= EXERCISE INSTRUCTIONS =
For each line below that contains the word "BezierCurve", make a copy.

= MATERIALS PROVIDED =
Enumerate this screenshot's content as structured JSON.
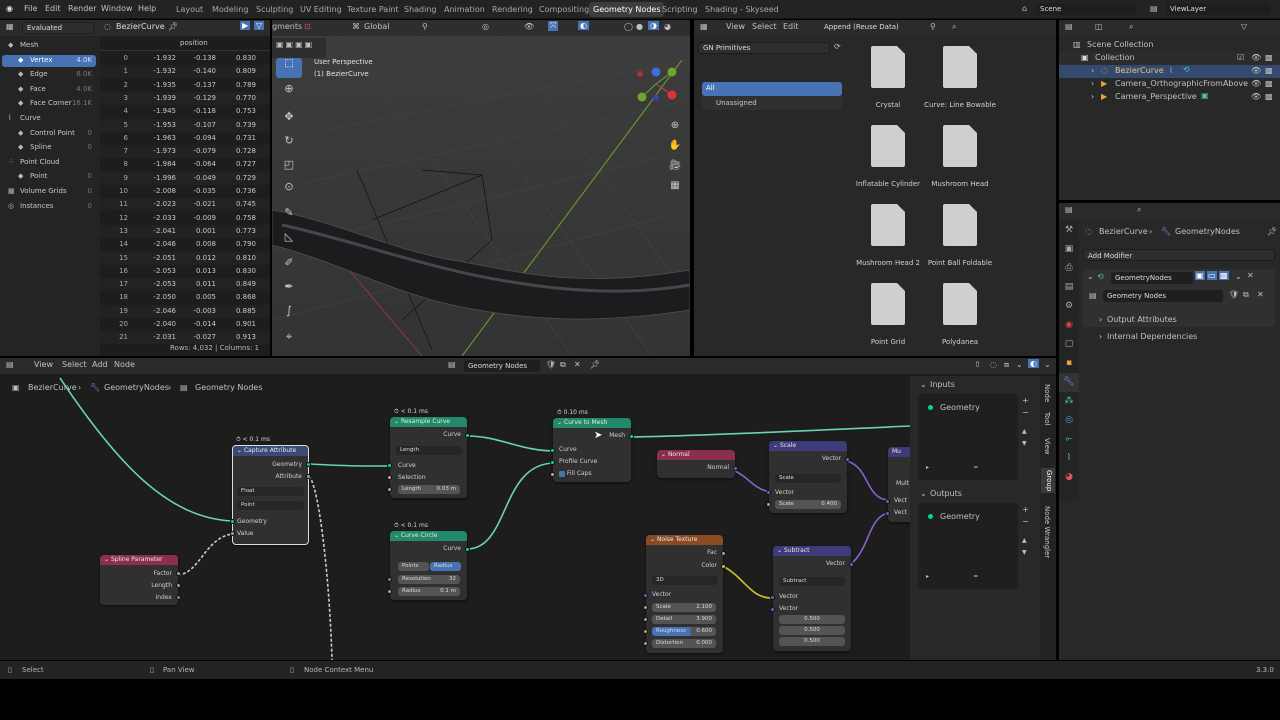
{
  "topbar": {
    "menus": [
      "File",
      "Edit",
      "Render",
      "Window",
      "Help"
    ],
    "workspaces": [
      "Layout",
      "Modeling",
      "Sculpting",
      "UV Editing",
      "Texture Paint",
      "Shading",
      "Animation",
      "Rendering",
      "Compositing",
      "Geometry Nodes",
      "Scripting",
      "Shading - Skyseed"
    ],
    "active": "Geometry Nodes",
    "scene": "Scene",
    "viewlayer": "ViewLayer"
  },
  "spreadsheet": {
    "mode": "Evaluated",
    "object": "BezierCurve",
    "col_header": "position",
    "tree": [
      {
        "label": "Mesh",
        "count": ""
      },
      {
        "label": "Vertex",
        "count": "4.0K"
      },
      {
        "label": "Edge",
        "count": "8.0K"
      },
      {
        "label": "Face",
        "count": "4.0K"
      },
      {
        "label": "Face Corner",
        "count": "16.1K"
      },
      {
        "label": "Curve",
        "count": ""
      },
      {
        "label": "Control Point",
        "count": "0"
      },
      {
        "label": "Spline",
        "count": "0"
      },
      {
        "label": "Point Cloud",
        "count": ""
      },
      {
        "label": "Point",
        "count": "0"
      },
      {
        "label": "Volume Grids",
        "count": "0"
      },
      {
        "label": "Instances",
        "count": "0"
      }
    ],
    "rows": [
      [
        "0",
        "-1.932",
        "-0.138",
        "0.830"
      ],
      [
        "1",
        "-1.932",
        "-0.140",
        "0.809"
      ],
      [
        "2",
        "-1.935",
        "-0.137",
        "0.789"
      ],
      [
        "3",
        "-1.939",
        "-0.129",
        "0.770"
      ],
      [
        "4",
        "-1.945",
        "-0.118",
        "0.753"
      ],
      [
        "5",
        "-1.953",
        "-0.107",
        "0.739"
      ],
      [
        "6",
        "-1.963",
        "-0.094",
        "0.731"
      ],
      [
        "7",
        "-1.973",
        "-0.079",
        "0.728"
      ],
      [
        "8",
        "-1.984",
        "-0.064",
        "0.727"
      ],
      [
        "9",
        "-1.996",
        "-0.049",
        "0.729"
      ],
      [
        "10",
        "-2.008",
        "-0.035",
        "0.736"
      ],
      [
        "11",
        "-2.023",
        "-0.021",
        "0.745"
      ],
      [
        "12",
        "-2.033",
        "-0.009",
        "0.758"
      ],
      [
        "13",
        "-2.041",
        "0.001",
        "0.773"
      ],
      [
        "14",
        "-2.046",
        "0.008",
        "0.790"
      ],
      [
        "15",
        "-2.051",
        "0.012",
        "0.810"
      ],
      [
        "16",
        "-2.053",
        "0.013",
        "0.830"
      ],
      [
        "17",
        "-2.053",
        "0.011",
        "0.849"
      ],
      [
        "18",
        "-2.050",
        "0.005",
        "0.868"
      ],
      [
        "19",
        "-2.046",
        "-0.003",
        "0.885"
      ],
      [
        "20",
        "-2.040",
        "-0.014",
        "0.901"
      ],
      [
        "21",
        "-2.031",
        "-0.027",
        "0.913"
      ]
    ],
    "footer": "Rows: 4,032  |  Columns: 1"
  },
  "viewport": {
    "segments_label": "gments",
    "orientation": "Global",
    "title": "User Perspective",
    "subtitle": "(1) BezierCurve"
  },
  "assets": {
    "menus": [
      "View",
      "Select",
      "Edit"
    ],
    "import_mode": "Append (Reuse Data)",
    "library": "GN Primitives",
    "cat_all": "All",
    "cat_unassigned": "Unassigned",
    "items": [
      "Crystal",
      "Curve: Line Bowable",
      "Inflatable Cylinder",
      "Mushroom Head",
      "Mushroom Head 2",
      "Point Ball Foldable",
      "Point Grid",
      "Polydanea"
    ]
  },
  "outliner": {
    "items": [
      "Scene Collection",
      "Collection",
      "BezierCurve",
      "Camera_OrthographicFromAbove",
      "Camera_Perspective"
    ]
  },
  "properties": {
    "breadcrumb1": "BezierCurve",
    "breadcrumb2": "GeometryNodes",
    "add_modifier": "Add Modifier",
    "modifier_name": "GeometryNodes",
    "nodegroup": "Geometry Nodes",
    "sub1": "Output Attributes",
    "sub2": "Internal Dependencies"
  },
  "nodeeditor": {
    "menus": [
      "View",
      "Select",
      "Add",
      "Node"
    ],
    "tree_name": "Geometry Nodes",
    "bc1": "BezierCurve",
    "bc2": "GeometryNodes",
    "bc3": "Geometry Nodes",
    "side_inputs": "Inputs",
    "side_outputs": "Outputs",
    "side_geo_in": "Geometry",
    "side_geo_out": "Geometry",
    "side_tabs": [
      "Node",
      "Tool",
      "View",
      "Group",
      "Node Wrangler"
    ]
  },
  "nodes": {
    "capture": {
      "time": "< 0.1 ms",
      "title": "Capture Attribute",
      "out_geo": "Geometry",
      "out_attr": "Attribute",
      "type": "Float",
      "domain": "Point",
      "in_geo": "Geometry",
      "in_val": "Value"
    },
    "spline": {
      "title": "Spline Parameter",
      "factor": "Factor",
      "length": "Length",
      "index": "Index"
    },
    "resample": {
      "time": "< 0.1 ms",
      "title": "Resample Curve",
      "out": "Curve",
      "mode": "Length",
      "in_curve": "Curve",
      "sel": "Selection",
      "len_label": "Length",
      "len_val": "0.03 m"
    },
    "circle": {
      "time": "< 0.1 ms",
      "title": "Curve Circle",
      "out": "Curve",
      "mode_a": "Points",
      "mode_b": "Radius",
      "res_label": "Resolution",
      "res_val": "32",
      "rad_label": "Radius",
      "rad_val": "0.1 m"
    },
    "tomesh": {
      "time": "0.10 ms",
      "title": "Curve to Mesh",
      "out": "Mesh",
      "curve": "Curve",
      "profile": "Profile Curve",
      "fill": "Fill Caps"
    },
    "normal": {
      "title": "Normal",
      "out": "Normal"
    },
    "scale": {
      "title": "Scale",
      "out": "Vector",
      "op": "Scale",
      "vec": "Vector",
      "sc_label": "Scale",
      "sc_val": "0.400"
    },
    "noise": {
      "title": "Noise Texture",
      "fac": "Fac",
      "color": "Color",
      "dim": "3D",
      "vec": "Vector",
      "scale_l": "Scale",
      "scale_v": "2.100",
      "detail_l": "Detail",
      "detail_v": "3.900",
      "rough_l": "Roughness",
      "rough_v": "0.600",
      "dist_l": "Distortion",
      "dist_v": "0.000"
    },
    "subtract": {
      "title": "Subtract",
      "out": "Vector",
      "op": "Subtract",
      "vec1": "Vector",
      "vec2": "Vector",
      "v1": "0.500",
      "v2": "0.500",
      "v3": "0.500"
    },
    "mult": {
      "title": "Mu",
      "mul": "Mult",
      "v1": "Vect",
      "v2": "Vect"
    }
  },
  "status": {
    "select": "Select",
    "pan": "Pan View",
    "ctx": "Node Context Menu",
    "version": "3.3.0"
  }
}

= YOUR RESPONSE =
    "object": "BezierCurve",
    "subtitle": "(1) BezierCurve"
      "BezierCurve",
    "breadcrumb1": "BezierCurve",
    "bc1": "BezierCurve",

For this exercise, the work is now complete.